  • And now, to the meat of things.  I was quite excited and proud to see Bhavana lead the meeting, explaining to the candidates what the job responsibilities are and what her expectations are.  I was only there on the side for support, which she didn't seem to need. :-)
    • Here, the friends and family companions chime in to show that they too understand the job and think the candidate is a perfect fit.  It's quite like having a personal brand support team by your side to tout your capabilities to others.  (Who wouldn't want this?!)
    • And as is common here in the village, all the neighbors sense some "official business" going on, so they start peering out of their homes to find out what's going on.  Some even come and stand in the doorway, blatantly watching and listening.
  • Any questions?  Generally, no.  Although the question of salary is always an awkward one.  Some are shy about it, looking at the ground and whispering as they ask what pay the job offers.  While a few are bold and will directly ask and state their salary requirements (I think these are mostly girls from higher-caste, and higher-income families).
Step 3: Close the Candidate
This seems to be the hardest step.  Many girls face constraints at home from male family members who do not like the idea of their daughter/sister/granddaughter working in the store.  The concerns range from worries about the girl having to travel to and from work daily, to the issue I seem to keep running into: marriage-ability - will this job affect our ability to find a good groom for her?  Will people think less of her or the family if she is a sales assistant?

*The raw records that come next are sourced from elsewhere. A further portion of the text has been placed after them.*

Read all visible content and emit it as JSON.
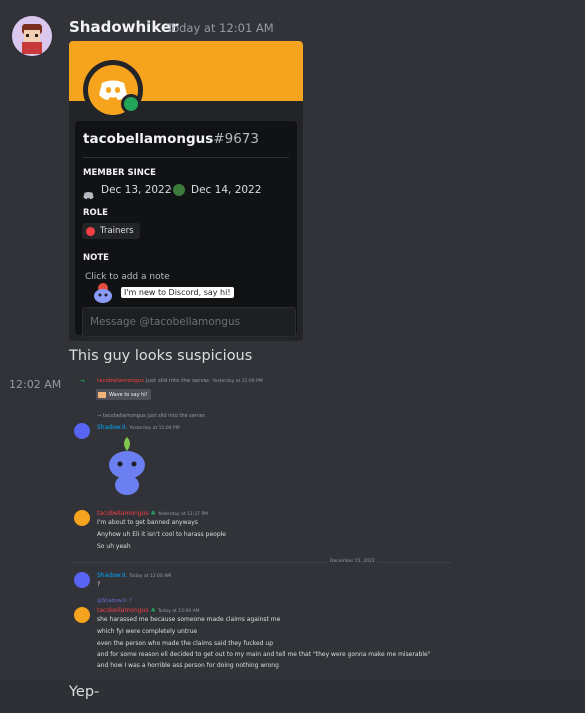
{
  "message": {
    "author": "Shadowhiker",
    "timestamp": "Today at 12:01 AM",
    "caption": "This guy looks suspicious",
    "followup_time": "12:02 AM",
    "followup_text": "Yep-"
  },
  "profile": {
    "username": "tacobellamongus",
    "discriminator": "#9673",
    "member_since_title": "MEMBER SINCE",
    "discord_date": "Dec 13, 2022",
    "server_date": "Dec 14, 2022",
    "role_title": "ROLE",
    "role": "Trainers",
    "note_title": "NOTE",
    "note_placeholder": "Click to add a note",
    "wave_text": "I'm new to Discord, say hi!",
    "message_placeholder": "Message @tacobellamongus",
    "banner_color": "#f6a31d"
  },
  "screenshot": {
    "join1_user": "tacobellamongus",
    "join1_text": "just slid into the server.",
    "join1_time": "Yesterday at 11:09 PM",
    "wave_button": "Wave to say hi!",
    "join2_text": "→ tacobellamongus just slid into the server.",
    "shadow_name": "Shadow.II.",
    "shadow_time": "Yesterday at 11:09 PM",
    "taco_name": "tacobellamongus",
    "taco_time": "Yesterday at 11:37 PM",
    "taco_lines": [
      "I'm about to get banned anyways",
      "Anyhow uh Eli it isn't cool to harass people",
      "So uh yeah"
    ],
    "date_divider": "December 15, 2022",
    "shadow2_name": "Shadow.II.",
    "shadow2_time": "Today at 12:00 AM",
    "shadow2_text": "?",
    "reply_ref": "@Shadow.II. ?",
    "taco2_name": "tacobellamongus",
    "taco2_time": "Today at 12:00 AM",
    "taco2_lines": [
      "she harassed me because someone made claims against me",
      "which fyi were completely untrue",
      "even the person who made the claims said they fucked up",
      "and for some reason eli decided to get out to my main and tell me that \"they were gonna make me miserable\"",
      "and how I was a horrible ass person for doing nothing wrong"
    ]
  }
}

Fortunately, after much back-and forth with several candidates, we have finally been able to confirm someone.  Aparna, an 18 year old from Saurath, began working at Rangoli a couple weeks ago and is slowly coming to understand her role and responsibilities.  The training process has begun on the daily store activities: recording sales, verifying stock etc.  The uphill battle now will be more around the soft skills of selling techniques and relationship building to develop strong ties with the community and attract more and more women to the store.

More to come...